  18. Effect of the Crystallization Process on the Marginal and Internal Gaps of Lithium Disilicate CAD/CAM Crowns

    PubMed Central

    Kim, Jae-Hong; Oh, Seunghan; Uhm, Soo-Hyuk

    2016-01-01

    The aim of this study is to quantify the effect of the crystallization process on lithium disilicate ceramic crowns fabricated using a computer-aided design/computer-aided manufacturing (CAD/CAM) system and to determine whether the effect of crystallization is clinically acceptable by comparing values of fit before and after the crystallization process. The mandibular right first molar was selected as the abutment for the experiments. Fifteen working models were prepared. Lithium disilicate crowns appropriate for each abutment were prepared using a commercial CAD/CAM system. Gaps in the marginal area and 4 internal areas of each crown were measured twice—before and after crystallization—using the silicone replica technique. The mean values of fit before and after crystallization were analyzed using a paired t-test to examine whether the conversion that occurred during crystallization affected marginal and internal gaps (α = 0.05). Gaps increased in the marginal area and decreased in the internal areas after crystallization. There were statistically significant differences in all of the investigated areas (P < 0.05). None of the values for marginal and internal fit of lithium disilicate CAD/CAM crowns after crystallization exceeded 120 μm, which is the clinically acceptable threshold. PMID:27123453

  19. Effect of the Crystallization Process on the Marginal and Internal Gaps of Lithium Disilicate CAD/CAM Crowns.

    PubMed

    Kim, Jae-Hong; Oh, Seunghan; Uhm, Soo-Hyuk

    2016-01-01

    The aim of this study is to quantify the effect of the crystallization process on lithium disilicate ceramic crowns fabricated using a computer-aided design/computer-aided manufacturing (CAD/CAM) system and to determine whether the effect of crystallization is clinically acceptable by comparing values of fit before and after the crystallization process.
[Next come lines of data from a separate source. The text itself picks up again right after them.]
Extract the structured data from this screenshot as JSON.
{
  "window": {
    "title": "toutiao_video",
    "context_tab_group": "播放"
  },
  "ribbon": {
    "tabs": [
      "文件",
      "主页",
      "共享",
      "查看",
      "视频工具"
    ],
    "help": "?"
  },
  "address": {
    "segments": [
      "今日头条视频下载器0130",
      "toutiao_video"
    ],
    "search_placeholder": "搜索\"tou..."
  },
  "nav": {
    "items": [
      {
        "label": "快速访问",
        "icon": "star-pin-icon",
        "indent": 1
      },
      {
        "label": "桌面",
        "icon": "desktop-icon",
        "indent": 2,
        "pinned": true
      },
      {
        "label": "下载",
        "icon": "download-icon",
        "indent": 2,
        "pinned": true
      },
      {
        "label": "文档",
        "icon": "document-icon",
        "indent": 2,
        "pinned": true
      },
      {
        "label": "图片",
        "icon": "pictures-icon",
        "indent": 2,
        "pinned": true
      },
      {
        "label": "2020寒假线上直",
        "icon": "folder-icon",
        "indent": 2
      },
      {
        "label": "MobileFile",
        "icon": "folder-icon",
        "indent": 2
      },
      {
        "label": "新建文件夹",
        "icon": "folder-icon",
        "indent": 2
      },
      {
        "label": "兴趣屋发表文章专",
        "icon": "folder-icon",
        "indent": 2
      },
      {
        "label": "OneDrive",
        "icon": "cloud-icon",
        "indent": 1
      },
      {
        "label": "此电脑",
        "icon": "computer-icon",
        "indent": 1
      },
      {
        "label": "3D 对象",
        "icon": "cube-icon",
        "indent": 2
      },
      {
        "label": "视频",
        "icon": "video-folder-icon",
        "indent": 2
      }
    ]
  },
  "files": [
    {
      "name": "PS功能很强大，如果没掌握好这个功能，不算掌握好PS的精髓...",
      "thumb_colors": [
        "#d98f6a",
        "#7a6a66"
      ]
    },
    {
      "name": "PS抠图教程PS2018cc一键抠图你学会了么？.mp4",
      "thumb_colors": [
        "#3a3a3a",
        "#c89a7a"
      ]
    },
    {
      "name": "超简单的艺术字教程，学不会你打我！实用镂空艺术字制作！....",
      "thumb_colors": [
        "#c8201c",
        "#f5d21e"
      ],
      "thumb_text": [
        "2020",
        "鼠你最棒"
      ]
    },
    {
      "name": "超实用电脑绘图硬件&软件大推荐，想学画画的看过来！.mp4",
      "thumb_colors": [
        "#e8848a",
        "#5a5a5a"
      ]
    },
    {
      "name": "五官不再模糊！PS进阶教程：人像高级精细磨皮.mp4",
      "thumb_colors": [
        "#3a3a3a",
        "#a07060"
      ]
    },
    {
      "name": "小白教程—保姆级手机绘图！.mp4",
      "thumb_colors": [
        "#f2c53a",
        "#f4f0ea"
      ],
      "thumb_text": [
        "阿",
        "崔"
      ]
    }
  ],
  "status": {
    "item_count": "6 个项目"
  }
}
The mandibular right first molar was selected as the abutment for the experiments. Fifteen working models were prepared. Lithium disilicate crowns appropriate for each abutment were prepared using a commercial CAD/CAM system. Gaps in the marginal area and 4 internal areas of each crown were measured twice-before and after crystallization-using the silicone replica technique. The mean values of fit before and after crystallization were analyzed using a paired t-test to examine whether the conversion that occurred during crystallization affected marginal and internal gaps (α = 0.05). Gaps increased in the marginal area and decreased in the internal areas after crystallization. There were statistically significant differences in all of the investigated areas (P < 0.05). None of the values for marginal and internal fit of lithium disilicate CAD/CAM crowns after crystallization exceeded 120 μm, which is the clinically acceptable threshold. PMID:27123453

  20. Turnkey CAD/CAM systems' integration with IPAD systems

    NASA Technical Reports Server (NTRS)

    Blauth, R. E.

    1980-01-01

    Today's commercially available turnkey CAD/CAM systems provide a highly interactive environment, and support many specialized application functions for the design/drafting/manufacturing process. This paper presents an overview of several aerospace companies which have successfully integrated turnkey CAD/CAM systems with their own company wide engineering and manufacturing systems. It also includes a vendor's view of the benefits as well as the disadvantages of such integration efforts. Specific emphasis is placed upon the selection of standards for representing geometric engineering data and for communicating such information between different CAD/CAM systems.